(Records from a dataset)
((

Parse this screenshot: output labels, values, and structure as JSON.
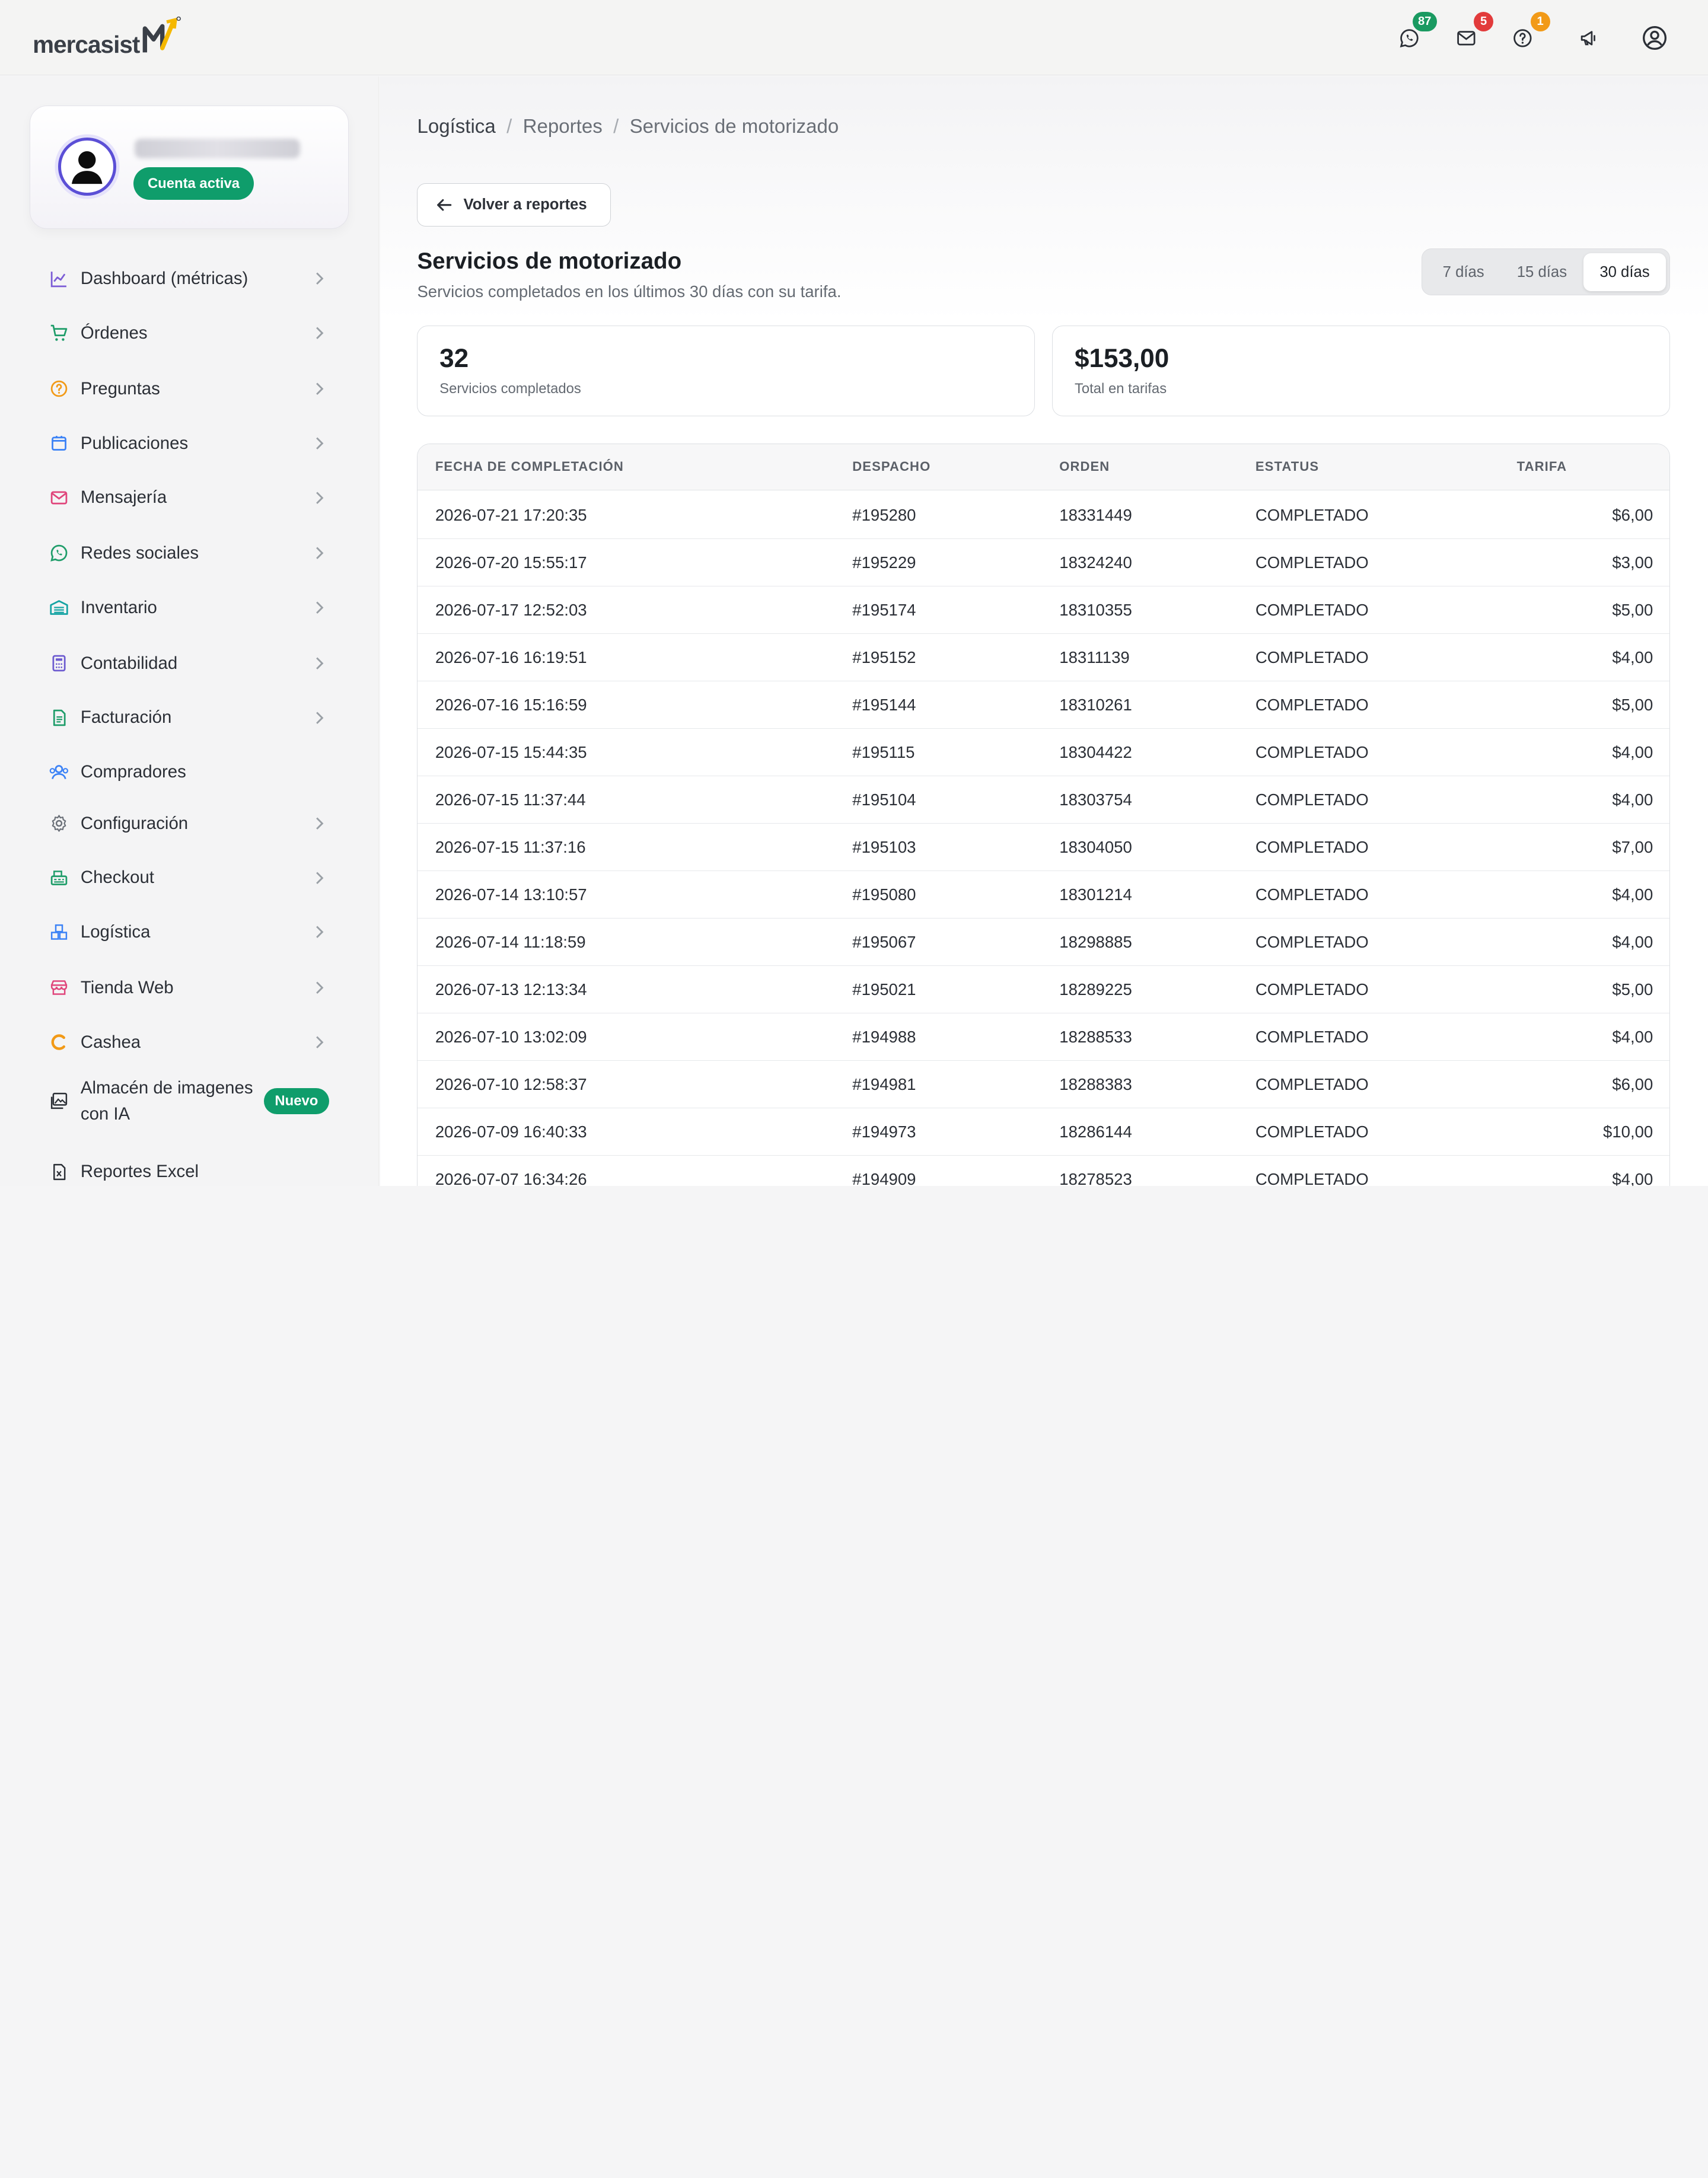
{
  "app": {
    "logo_text": "mercasist",
    "colors": {
      "accent": "#0f9d6b",
      "brand_purple": "#5b4fd6",
      "brand_yellow": "#f5b800"
    }
  },
  "topbar": {
    "icons": [
      {
        "name": "whatsapp-icon",
        "badge": "87",
        "badge_color": "#1a9a61"
      },
      {
        "name": "mail-icon",
        "badge": "5",
        "badge_color": "#e23b3b"
      },
      {
        "name": "help-icon",
        "badge": "1",
        "badge_color": "#f29a17"
      },
      {
        "name": "megaphone-icon"
      },
      {
        "name": "user-circle-icon"
      }
    ]
  },
  "sidebar": {
    "status": "Cuenta activa",
    "items": [
      {
        "label": "Dashboard (métricas)",
        "icon": "chart-line-icon",
        "chevron": true
      },
      {
        "label": "Órdenes",
        "icon": "cart-icon",
        "chevron": true
      },
      {
        "label": "Preguntas",
        "icon": "question-icon",
        "chevron": true
      },
      {
        "label": "Publicaciones",
        "icon": "bag-icon",
        "chevron": true
      },
      {
        "label": "Mensajería",
        "icon": "envelope-icon",
        "chevron": true
      },
      {
        "label": "Redes sociales",
        "icon": "whatsapp-icon",
        "chevron": true
      },
      {
        "label": "Inventario",
        "icon": "warehouse-icon",
        "chevron": true
      },
      {
        "label": "Contabilidad",
        "icon": "calculator-icon",
        "chevron": true
      },
      {
        "label": "Facturación",
        "icon": "invoice-icon",
        "chevron": true
      },
      {
        "label": "Compradores",
        "icon": "users-icon",
        "chevron": false
      },
      {
        "label": "Configuración",
        "icon": "gear-icon",
        "chevron": true
      },
      {
        "label": "Checkout",
        "icon": "register-icon",
        "chevron": true
      },
      {
        "label": "Logística",
        "icon": "boxes-icon",
        "chevron": true
      },
      {
        "label": "Tienda Web",
        "icon": "storefront-icon",
        "chevron": true
      },
      {
        "label": "Cashea",
        "icon": "cashea-c-icon",
        "chevron": true
      },
      {
        "label": "Almacén de imagenes con IA",
        "icon": "images-icon",
        "badge": "Nuevo"
      },
      {
        "label": "Reportes Excel",
        "icon": "excel-icon",
        "chevron": false
      }
    ]
  },
  "breadcrumb": [
    "Logística",
    "Reportes",
    "Servicios de motorizado"
  ],
  "back_button": "Volver a reportes",
  "page": {
    "title": "Servicios de motorizado",
    "subtitle": "Servicios completados en los últimos 30 días con su tarifa."
  },
  "range": {
    "options": [
      "7 días",
      "15 días",
      "30 días"
    ],
    "selected": "30 días"
  },
  "stats": [
    {
      "value": "32",
      "label": "Servicios completados"
    },
    {
      "value": "$153,00",
      "label": "Total en tarifas"
    }
  ],
  "table": {
    "columns": [
      "FECHA DE COMPLETACIÓN",
      "DESPACHO",
      "ORDEN",
      "ESTATUS",
      "TARIFA"
    ],
    "rows": [
      [
        "2026-07-21 17:20:35",
        "#195280",
        "18331449",
        "COMPLETADO",
        "$6,00"
      ],
      [
        "2026-07-20 15:55:17",
        "#195229",
        "18324240",
        "COMPLETADO",
        "$3,00"
      ],
      [
        "2026-07-17 12:52:03",
        "#195174",
        "18310355",
        "COMPLETADO",
        "$5,00"
      ],
      [
        "2026-07-16 16:19:51",
        "#195152",
        "18311139",
        "COMPLETADO",
        "$4,00"
      ],
      [
        "2026-07-16 15:16:59",
        "#195144",
        "18310261",
        "COMPLETADO",
        "$5,00"
      ],
      [
        "2026-07-15 15:44:35",
        "#195115",
        "18304422",
        "COMPLETADO",
        "$4,00"
      ],
      [
        "2026-07-15 11:37:44",
        "#195104",
        "18303754",
        "COMPLETADO",
        "$4,00"
      ],
      [
        "2026-07-15 11:37:16",
        "#195103",
        "18304050",
        "COMPLETADO",
        "$7,00"
      ],
      [
        "2026-07-14 13:10:57",
        "#195080",
        "18301214",
        "COMPLETADO",
        "$4,00"
      ],
      [
        "2026-07-14 11:18:59",
        "#195067",
        "18298885",
        "COMPLETADO",
        "$4,00"
      ],
      [
        "2026-07-13 12:13:34",
        "#195021",
        "18289225",
        "COMPLETADO",
        "$5,00"
      ],
      [
        "2026-07-10 13:02:09",
        "#194988",
        "18288533",
        "COMPLETADO",
        "$4,00"
      ],
      [
        "2026-07-10 12:58:37",
        "#194981",
        "18288383",
        "COMPLETADO",
        "$6,00"
      ],
      [
        "2026-07-09 16:40:33",
        "#194973",
        "18286144",
        "COMPLETADO",
        "$10,00"
      ],
      [
        "2026-07-07 16:34:26",
        "#194909",
        "18278523",
        "COMPLETADO",
        "$4,00"
      ]
    ]
  }
}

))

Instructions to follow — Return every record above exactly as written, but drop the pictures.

Solution to this task —
Parse this screenshot: output labels, values, and structure as JSON.
{
  "app": {
    "logo_text": "mercasist",
    "colors": {
      "accent": "#0f9d6b",
      "brand_purple": "#5b4fd6",
      "brand_yellow": "#f5b800"
    }
  },
  "topbar": {
    "icons": [
      {
        "name": "whatsapp-icon",
        "badge": "87",
        "badge_color": "#1a9a61"
      },
      {
        "name": "mail-icon",
        "badge": "5",
        "badge_color": "#e23b3b"
      },
      {
        "name": "help-icon",
        "badge": "1",
        "badge_color": "#f29a17"
      },
      {
        "name": "megaphone-icon"
      },
      {
        "name": "user-circle-icon"
      }
    ]
  },
  "sidebar": {
    "status": "Cuenta activa",
    "items": [
      {
        "label": "Dashboard (métricas)",
        "icon": "chart-line-icon",
        "chevron": true
      },
      {
        "label": "Órdenes",
        "icon": "cart-icon",
        "chevron": true
      },
      {
        "label": "Preguntas",
        "icon": "question-icon",
        "chevron": true
      },
      {
        "label": "Publicaciones",
        "icon": "bag-icon",
        "chevron": true
      },
      {
        "label": "Mensajería",
        "icon": "envelope-icon",
        "chevron": true
      },
      {
        "label": "Redes sociales",
        "icon": "whatsapp-icon",
        "chevron": true
      },
      {
        "label": "Inventario",
        "icon": "warehouse-icon",
        "chevron": true
      },
      {
        "label": "Contabilidad",
        "icon": "calculator-icon",
        "chevron": true
      },
      {
        "label": "Facturación",
        "icon": "invoice-icon",
        "chevron": true
      },
      {
        "label": "Compradores",
        "icon": "users-icon",
        "chevron": false
      },
      {
        "label": "Configuración",
        "icon": "gear-icon",
        "chevron": true
      },
      {
        "label": "Checkout",
        "icon": "register-icon",
        "chevron": true
      },
      {
        "label": "Logística",
        "icon": "boxes-icon",
        "chevron": true
      },
      {
        "label": "Tienda Web",
        "icon": "storefront-icon",
        "chevron": true
      },
      {
        "label": "Cashea",
        "icon": "cashea-c-icon",
        "chevron": true
      },
      {
        "label": "Almacén de imagenes con IA",
        "icon": "images-icon",
        "badge": "Nuevo"
      },
      {
        "label": "Reportes Excel",
        "icon": "excel-icon",
        "chevron": false
      }
    ]
  },
  "breadcrumb": [
    "Logística",
    "Reportes",
    "Servicios de motorizado"
  ],
  "back_button": "Volver a reportes",
  "page": {
    "title": "Servicios de motorizado",
    "subtitle": "Servicios completados en los últimos 30 días con su tarifa."
  },
  "range": {
    "options": [
      "7 días",
      "15 días",
      "30 días"
    ],
    "selected": "30 días"
  },
  "stats": [
    {
      "value": "32",
      "label": "Servicios completados"
    },
    {
      "value": "$153,00",
      "label": "Total en tarifas"
    }
  ],
  "table": {
    "columns": [
      "FECHA DE COMPLETACIÓN",
      "DESPACHO",
      "ORDEN",
      "ESTATUS",
      "TARIFA"
    ],
    "rows": [
      [
        "2026-07-21 17:20:35",
        "#195280",
        "18331449",
        "COMPLETADO",
        "$6,00"
      ],
      [
        "2026-07-20 15:55:17",
        "#195229",
        "18324240",
        "COMPLETADO",
        "$3,00"
      ],
      [
        "2026-07-17 12:52:03",
        "#195174",
        "18310355",
        "COMPLETADO",
        "$5,00"
      ],
      [
        "2026-07-16 16:19:51",
        "#195152",
        "18311139",
        "COMPLETADO",
        "$4,00"
      ],
      [
        "2026-07-16 15:16:59",
        "#195144",
        "18310261",
        "COMPLETADO",
        "$5,00"
      ],
      [
        "2026-07-15 15:44:35",
        "#195115",
        "18304422",
        "COMPLETADO",
        "$4,00"
      ],
      [
        "2026-07-15 11:37:44",
        "#195104",
        "18303754",
        "COMPLETADO",
        "$4,00"
      ],
      [
        "2026-07-15 11:37:16",
        "#195103",
        "18304050",
        "COMPLETADO",
        "$7,00"
      ],
      [
        "2026-07-14 13:10:57",
        "#195080",
        "18301214",
        "COMPLETADO",
        "$4,00"
      ],
      [
        "2026-07-14 11:18:59",
        "#195067",
        "18298885",
        "COMPLETADO",
        "$4,00"
      ],
      [
        "2026-07-13 12:13:34",
        "#195021",
        "18289225",
        "COMPLETADO",
        "$5,00"
      ],
      [
        "2026-07-10 13:02:09",
        "#194988",
        "18288533",
        "COMPLETADO",
        "$4,00"
      ],
      [
        "2026-07-10 12:58:37",
        "#194981",
        "18288383",
        "COMPLETADO",
        "$6,00"
      ],
      [
        "2026-07-09 16:40:33",
        "#194973",
        "18286144",
        "COMPLETADO",
        "$10,00"
      ],
      [
        "2026-07-07 16:34:26",
        "#194909",
        "18278523",
        "COMPLETADO",
        "$4,00"
      ]
    ]
  }
}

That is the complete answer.